Image Source: iStock Images

Listeria (Listeriosis): https://www.cdc.gov/listeria/index.html

How does Listeria get into food? https://ask.usda.gov/s/article/How-does-Listeria-get-into-food

Listeria Infection (Listeriosis): https://mothertobaby.org/fact-sheets/listeriosis-pregnancy/

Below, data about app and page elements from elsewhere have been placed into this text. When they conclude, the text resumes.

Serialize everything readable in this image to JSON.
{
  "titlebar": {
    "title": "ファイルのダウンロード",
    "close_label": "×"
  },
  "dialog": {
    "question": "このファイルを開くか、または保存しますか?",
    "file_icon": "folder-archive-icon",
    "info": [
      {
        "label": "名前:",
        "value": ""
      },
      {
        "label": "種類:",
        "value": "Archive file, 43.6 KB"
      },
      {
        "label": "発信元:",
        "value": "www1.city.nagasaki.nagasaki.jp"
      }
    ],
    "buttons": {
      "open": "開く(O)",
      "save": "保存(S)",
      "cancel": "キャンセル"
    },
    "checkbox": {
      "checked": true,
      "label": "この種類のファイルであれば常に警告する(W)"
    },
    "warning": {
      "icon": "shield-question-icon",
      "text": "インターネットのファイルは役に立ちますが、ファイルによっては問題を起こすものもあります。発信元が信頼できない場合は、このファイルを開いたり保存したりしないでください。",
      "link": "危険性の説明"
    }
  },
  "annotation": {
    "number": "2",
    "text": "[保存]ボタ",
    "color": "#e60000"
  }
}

Listeriosis: http://www.idph.state.il.us/public/hb/hblister.htm